India rejects WTO proposals in Bali, casting gloom over meet

NUSA DUA, Indonesia (AFP) - India said on Wednesday it could not accept a WTO proposal on food security, casting a gloom over a high-stakes conference tasked with salvaging the body's faltering efforts to liberalise world trade.

A proposal that New Delhi feels could endanger its efforts to subsidise food in the huge nation "cannot be accepted", India's Anand Sharma told his fellow commerce ministers gathered in the Indonesian resort island of Bali.

"Agriculture sustains millions of subsistence farmers. Their interests must be secured.
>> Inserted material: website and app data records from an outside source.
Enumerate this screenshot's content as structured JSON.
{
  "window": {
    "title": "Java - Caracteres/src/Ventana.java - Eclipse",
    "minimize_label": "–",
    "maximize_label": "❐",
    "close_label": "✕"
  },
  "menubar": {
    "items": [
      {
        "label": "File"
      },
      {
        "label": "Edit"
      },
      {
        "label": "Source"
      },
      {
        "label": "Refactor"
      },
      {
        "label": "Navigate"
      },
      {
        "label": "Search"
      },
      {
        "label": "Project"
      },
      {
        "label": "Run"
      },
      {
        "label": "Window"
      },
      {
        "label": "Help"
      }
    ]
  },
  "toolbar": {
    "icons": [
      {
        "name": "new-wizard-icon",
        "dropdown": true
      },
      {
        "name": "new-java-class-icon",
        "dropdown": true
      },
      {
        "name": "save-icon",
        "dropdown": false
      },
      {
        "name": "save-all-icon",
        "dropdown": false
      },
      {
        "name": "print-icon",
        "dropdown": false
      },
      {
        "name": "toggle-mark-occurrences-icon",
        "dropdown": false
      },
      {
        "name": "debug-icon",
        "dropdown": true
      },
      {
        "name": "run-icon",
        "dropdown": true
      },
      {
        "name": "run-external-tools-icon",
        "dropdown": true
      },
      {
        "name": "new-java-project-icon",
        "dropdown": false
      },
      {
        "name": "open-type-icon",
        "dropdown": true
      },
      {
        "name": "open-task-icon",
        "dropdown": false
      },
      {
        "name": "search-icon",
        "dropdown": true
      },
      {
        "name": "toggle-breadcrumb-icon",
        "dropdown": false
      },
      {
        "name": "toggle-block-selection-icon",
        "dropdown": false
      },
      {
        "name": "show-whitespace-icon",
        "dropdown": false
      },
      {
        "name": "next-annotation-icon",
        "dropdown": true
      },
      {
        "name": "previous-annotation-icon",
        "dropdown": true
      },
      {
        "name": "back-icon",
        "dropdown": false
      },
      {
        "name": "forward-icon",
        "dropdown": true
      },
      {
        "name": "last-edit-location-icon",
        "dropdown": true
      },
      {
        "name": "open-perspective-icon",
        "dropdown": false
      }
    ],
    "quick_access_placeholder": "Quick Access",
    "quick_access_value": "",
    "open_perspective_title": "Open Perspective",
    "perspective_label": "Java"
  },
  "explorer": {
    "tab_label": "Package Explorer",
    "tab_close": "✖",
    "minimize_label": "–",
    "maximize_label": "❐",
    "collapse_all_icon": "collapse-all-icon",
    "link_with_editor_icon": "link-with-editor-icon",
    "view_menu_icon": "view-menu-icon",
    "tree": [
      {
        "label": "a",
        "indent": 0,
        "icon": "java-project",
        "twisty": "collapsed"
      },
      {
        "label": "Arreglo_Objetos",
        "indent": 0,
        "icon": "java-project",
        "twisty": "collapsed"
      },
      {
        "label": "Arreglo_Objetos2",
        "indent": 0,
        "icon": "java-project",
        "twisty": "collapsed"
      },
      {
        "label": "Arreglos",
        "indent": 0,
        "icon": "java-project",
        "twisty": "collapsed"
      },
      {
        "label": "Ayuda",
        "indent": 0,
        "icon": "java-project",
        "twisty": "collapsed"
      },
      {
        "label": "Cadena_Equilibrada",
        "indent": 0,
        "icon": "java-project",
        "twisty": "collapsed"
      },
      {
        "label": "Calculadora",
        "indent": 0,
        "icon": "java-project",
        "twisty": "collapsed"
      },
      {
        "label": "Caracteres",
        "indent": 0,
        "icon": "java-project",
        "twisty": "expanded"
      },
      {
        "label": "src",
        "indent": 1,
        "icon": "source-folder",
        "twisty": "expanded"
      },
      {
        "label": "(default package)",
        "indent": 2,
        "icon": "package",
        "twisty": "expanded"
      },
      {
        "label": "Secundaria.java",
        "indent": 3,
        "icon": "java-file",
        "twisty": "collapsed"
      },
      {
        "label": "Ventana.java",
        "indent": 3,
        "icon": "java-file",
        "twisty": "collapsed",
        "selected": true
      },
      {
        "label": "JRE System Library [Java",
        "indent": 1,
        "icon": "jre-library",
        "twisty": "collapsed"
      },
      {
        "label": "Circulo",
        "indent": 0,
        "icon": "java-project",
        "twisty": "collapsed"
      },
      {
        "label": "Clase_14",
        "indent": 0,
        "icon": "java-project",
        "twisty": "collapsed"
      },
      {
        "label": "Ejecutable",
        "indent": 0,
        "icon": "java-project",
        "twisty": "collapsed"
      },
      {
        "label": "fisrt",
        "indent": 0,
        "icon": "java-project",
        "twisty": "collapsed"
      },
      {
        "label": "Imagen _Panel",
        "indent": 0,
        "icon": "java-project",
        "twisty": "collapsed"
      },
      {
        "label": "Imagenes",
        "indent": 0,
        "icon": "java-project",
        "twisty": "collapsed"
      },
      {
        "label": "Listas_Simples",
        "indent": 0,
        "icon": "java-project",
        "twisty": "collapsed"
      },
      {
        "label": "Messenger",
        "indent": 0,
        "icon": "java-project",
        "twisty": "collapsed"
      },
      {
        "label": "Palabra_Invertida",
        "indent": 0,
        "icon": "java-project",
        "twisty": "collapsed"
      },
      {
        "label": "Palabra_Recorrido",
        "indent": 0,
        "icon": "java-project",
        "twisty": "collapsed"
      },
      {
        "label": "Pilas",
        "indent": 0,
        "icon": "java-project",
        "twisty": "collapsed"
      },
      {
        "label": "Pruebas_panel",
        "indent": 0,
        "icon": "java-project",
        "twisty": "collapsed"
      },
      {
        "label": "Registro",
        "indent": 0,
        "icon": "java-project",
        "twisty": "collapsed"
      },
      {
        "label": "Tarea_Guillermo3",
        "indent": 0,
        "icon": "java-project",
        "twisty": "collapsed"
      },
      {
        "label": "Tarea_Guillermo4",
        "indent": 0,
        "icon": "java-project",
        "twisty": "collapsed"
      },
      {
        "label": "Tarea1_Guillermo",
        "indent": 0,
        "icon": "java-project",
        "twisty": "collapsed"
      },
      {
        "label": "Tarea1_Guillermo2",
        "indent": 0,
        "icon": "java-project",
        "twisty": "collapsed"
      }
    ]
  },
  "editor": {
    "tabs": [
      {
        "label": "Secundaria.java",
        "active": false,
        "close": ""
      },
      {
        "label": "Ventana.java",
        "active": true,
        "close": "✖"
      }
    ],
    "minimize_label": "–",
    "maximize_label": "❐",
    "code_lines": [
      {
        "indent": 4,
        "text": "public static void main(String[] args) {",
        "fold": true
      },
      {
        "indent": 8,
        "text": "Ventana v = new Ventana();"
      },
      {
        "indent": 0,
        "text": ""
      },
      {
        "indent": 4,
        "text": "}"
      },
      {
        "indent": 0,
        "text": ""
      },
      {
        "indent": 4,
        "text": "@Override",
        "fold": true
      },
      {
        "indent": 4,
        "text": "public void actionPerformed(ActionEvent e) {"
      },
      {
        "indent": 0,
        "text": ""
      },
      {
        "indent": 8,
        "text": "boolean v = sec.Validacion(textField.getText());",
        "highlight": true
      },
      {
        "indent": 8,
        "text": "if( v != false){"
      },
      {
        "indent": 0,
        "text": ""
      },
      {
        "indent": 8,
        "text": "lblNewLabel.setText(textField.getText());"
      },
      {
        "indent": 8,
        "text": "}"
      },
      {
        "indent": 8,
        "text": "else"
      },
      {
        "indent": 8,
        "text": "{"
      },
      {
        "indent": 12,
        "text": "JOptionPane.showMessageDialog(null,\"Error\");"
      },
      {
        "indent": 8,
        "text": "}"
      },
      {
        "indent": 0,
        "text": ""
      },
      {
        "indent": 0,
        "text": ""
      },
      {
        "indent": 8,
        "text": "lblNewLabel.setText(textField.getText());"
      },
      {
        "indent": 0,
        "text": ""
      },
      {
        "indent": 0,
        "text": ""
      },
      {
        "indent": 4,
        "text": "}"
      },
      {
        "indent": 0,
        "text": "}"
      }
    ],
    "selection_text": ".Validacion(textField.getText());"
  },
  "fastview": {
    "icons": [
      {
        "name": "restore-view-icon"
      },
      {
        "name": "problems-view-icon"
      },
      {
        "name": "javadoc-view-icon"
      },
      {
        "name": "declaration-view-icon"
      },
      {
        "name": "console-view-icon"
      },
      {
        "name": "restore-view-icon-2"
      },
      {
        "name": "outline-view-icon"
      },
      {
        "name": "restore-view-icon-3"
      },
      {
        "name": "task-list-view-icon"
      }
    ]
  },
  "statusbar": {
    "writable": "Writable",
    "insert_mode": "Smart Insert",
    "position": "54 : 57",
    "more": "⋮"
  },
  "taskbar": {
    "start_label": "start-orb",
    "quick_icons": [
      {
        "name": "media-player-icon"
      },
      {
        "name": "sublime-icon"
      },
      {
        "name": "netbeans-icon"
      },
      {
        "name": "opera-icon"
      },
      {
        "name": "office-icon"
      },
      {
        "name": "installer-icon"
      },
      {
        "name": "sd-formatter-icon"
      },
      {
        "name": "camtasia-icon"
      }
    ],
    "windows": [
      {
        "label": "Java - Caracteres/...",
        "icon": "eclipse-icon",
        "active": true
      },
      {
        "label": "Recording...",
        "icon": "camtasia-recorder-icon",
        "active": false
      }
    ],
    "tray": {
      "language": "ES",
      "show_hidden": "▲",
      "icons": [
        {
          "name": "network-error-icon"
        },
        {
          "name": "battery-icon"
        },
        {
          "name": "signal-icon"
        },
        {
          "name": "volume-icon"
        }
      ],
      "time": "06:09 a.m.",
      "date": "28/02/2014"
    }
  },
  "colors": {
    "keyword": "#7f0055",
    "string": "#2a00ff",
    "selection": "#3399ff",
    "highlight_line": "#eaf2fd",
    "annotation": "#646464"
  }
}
Food security is essential for four billion people of the world," he said.

"Yes, we have rejected it," he later told reporters, calling it a "final decision".

WTO chief Roberto Azevedo has implored delegates to reach a modest agreement on various measures in Bali, hoping it will keep alive the multilateral organisation's stumbling 12-year-old drive to slash trade barriers.

But chances for success have increasingly centred on India's position on food security, and Mr Sharma's comments appeared to scupper hopes for compromise.

Mr Azevedo has issued escalating warnings that failure to leave Bali with an accord could render obsolete the WTO's push to secure a trading environment that is fair to both rich and poor countries.

He has said alternative regional pacts between major trading nations including the 12-nation Trans-Pacific Partnership (TPP) pushed by Washington cannot ensure such equity.

"What is at stake is the cause of multilateralism itself," Mr Azevedo said on Tuesday at the conference's opening.

The WTO launched the "Doha Round" of talks in Qatar in 2001, seeking to overhaul the world trading system by setting a global framework of rules and tearing down barriers.

But protectionist disputes between rich and poor countries - as well as the WTO's insistence that any accord be unanimous - has made a deal elusive.

Pulling back, the WTO has put forward a limited "Bali package" on specific issues, hoping agreement on those measures can keep the Doha Round on life-support for a later push.